It takes a certain something to be a great event planner—intense organizational skills, attention to detail, flexibility, and the ability to communicate clearly with various teams and suppliers. So, not just anyone is cut out for the job. Unless, that is, you’re born into it.
In England, responsibility for orchestrating state funerals and coronations of sovereigns is a hereditary role called the earl marshal, traditionally held by the highest-ranking duke in England. And the meticulous planning for the globally observed funeral of Queen Elizabeth II fell to the Duke of Norfolk, Edward Fitzalan-Howard, who’s held the role since his father’s passing in 2002.
While millions have watched the days of solemn pageantry that followed the Queen’s death, it’s reasonable to imagine that event professionals in particular have viewed the funeral choreography with awe. After all, they were watching an event that was in the works for decades.
According to this article in the Wall Street Journal, the earl marshal has held an annual meeting for the past two decades to fine-tune the plans for what was dubbed Operation London Bridge. When he first started, 20 people came to those meetings; by April of this year, 280 people were in attendance.
This annual pre-con was nothing if not detailed: “The meetings around tables set together in a big square lasted hours and went through, minute by minute, the plans of what would happen in the 10 days after the monarch’s death,” according to the article, which noted that attendance included police, military, clergy, and members of the British Broadcasting Corp.
Consider the weight of executing a down-to-the minute event schedule that’s published around the world—with preparations that the WSJ article says included everything from practice military parades in the streets of London in the dead of night, to getting Heathrow Airport to suspend flights during the funeral to minimize aircraft noise, to communicating with the city’s red buses to make sure they pulled over and turned off their engines during a two-minute silence at the end of the funeral. Oh, and then there’s dealing with the risk-management protocols around having hundreds of heads of state and dignitaries in attendance.

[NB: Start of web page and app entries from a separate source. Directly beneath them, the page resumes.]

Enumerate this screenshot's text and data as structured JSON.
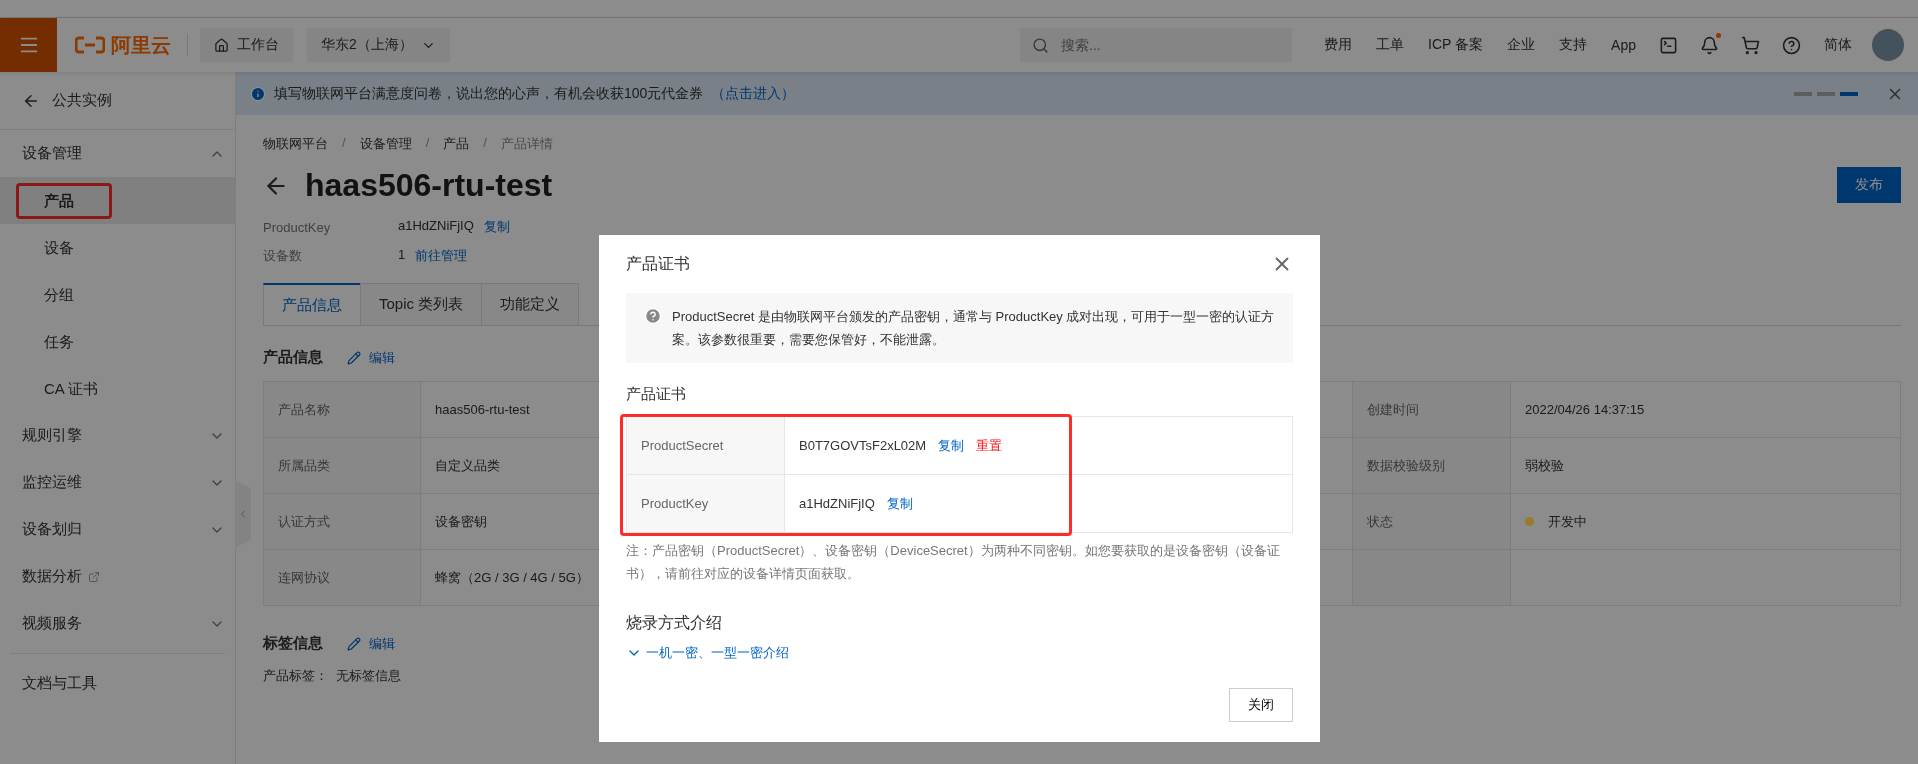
{
  "topbar": {
    "logo": "阿里云",
    "workbench": "工作台",
    "region": "华东2（上海）",
    "search": {
      "placeholder": "搜索..."
    },
    "links": [
      "费用",
      "工单",
      "ICP 备案",
      "企业",
      "支持",
      "App"
    ],
    "notification_dot": true,
    "language": "简体"
  },
  "sidebar": {
    "back": "公共实例",
    "groups": [
      {
        "label": "设备管理",
        "kind": "group",
        "expanded": true,
        "children": [
          {
            "label": "产品",
            "selected": true,
            "highlighted": true
          },
          {
            "label": "设备",
            "selected": false,
            "highlighted": false
          },
          {
            "label": "分组",
            "selected": false,
            "highlighted": false
          },
          {
            "label": "任务",
            "selected": false,
            "highlighted": false
          },
          {
            "label": "CA 证书",
            "selected": false,
            "highlighted": false
          }
        ]
      },
      {
        "label": "规则引擎",
        "kind": "group",
        "expanded": false
      },
      {
        "label": "监控运维",
        "kind": "group",
        "expanded": false
      },
      {
        "label": "设备划归",
        "kind": "group",
        "expanded": false
      },
      {
        "label": "数据分析",
        "kind": "external"
      },
      {
        "label": "视频服务",
        "kind": "group",
        "expanded": false
      },
      {
        "label": "文档与工具",
        "kind": "footer"
      }
    ]
  },
  "banner": {
    "text": "填写物联网平台满意度问卷，说出您的心声，有机会收获100元代金券",
    "link": "（点击进入）",
    "pages": [
      {
        "selected": false
      },
      {
        "selected": false
      },
      {
        "selected": true
      }
    ]
  },
  "breadcrumb": {
    "separator": "/",
    "items": [
      "物联网平台",
      "设备管理",
      "产品",
      "产品详情"
    ]
  },
  "title": "haas506-rtu-test",
  "publish_button": "发布",
  "meta": [
    {
      "label": "ProductKey",
      "value": "a1HdZNiFjIQ",
      "action": "复制"
    },
    {
      "label": "设备数",
      "value": "1",
      "action": "前往管理"
    }
  ],
  "tabs": [
    {
      "label": "产品信息",
      "selected": true
    },
    {
      "label": "Topic 类列表",
      "selected": false
    },
    {
      "label": "功能定义",
      "selected": false
    }
  ],
  "info_section": {
    "heading": "产品信息",
    "edit": "编辑",
    "rows": [
      {
        "label": "产品名称",
        "value": "haas506-rtu-test",
        "label_3": "创建时间",
        "value_3": "2022/04/26 14:37:15"
      },
      {
        "label": "所属品类",
        "value": "自定义品类",
        "label_3": "数据校验级别",
        "value_3": "弱校验"
      },
      {
        "label": "认证方式",
        "value": "设备密钥",
        "label_3": "状态",
        "value_3": "开发中",
        "color": "#9c7a2c"
      },
      {
        "label": "连网协议",
        "value": "蜂窝（2G / 3G / 4G / 5G）"
      }
    ]
  },
  "tag_section": {
    "heading": "标签信息",
    "edit": "编辑",
    "label": "产品标签：",
    "value": "无标签信息"
  },
  "dialog": {
    "title": "产品证书",
    "info": "ProductSecret 是由物联网平台颁发的产品密钥，通常与 ProductKey 成对出现，可用于一型一密的认证方案。该参数很重要，需要您保管好，不能泄露。",
    "heading": "产品证书",
    "highlighted": true,
    "rows": [
      {
        "label": "ProductSecret",
        "value": "B0T7GOVTsF2xL02M",
        "actions": [
          {
            "label": "复制",
            "kind": "link"
          },
          {
            "label": "重置",
            "kind": "danger"
          }
        ]
      },
      {
        "label": "ProductKey",
        "value": "a1HdZNiFjIQ",
        "actions": [
          {
            "label": "复制",
            "kind": "link"
          }
        ]
      }
    ],
    "note": "注：产品密钥（ProductSecret）、设备密钥（DeviceSecret）为两种不同密钥。如您要获取的是设备密钥（设备证书），请前往对应的设备详情页面获取。",
    "burn_heading": "烧录方式介绍",
    "burn_link": "一机一密、一型一密介绍",
    "close_button": "关闭"
  }
}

The earl marshal called his role “both humbling and daunting.” The event professionals of the world call the results “amazing.”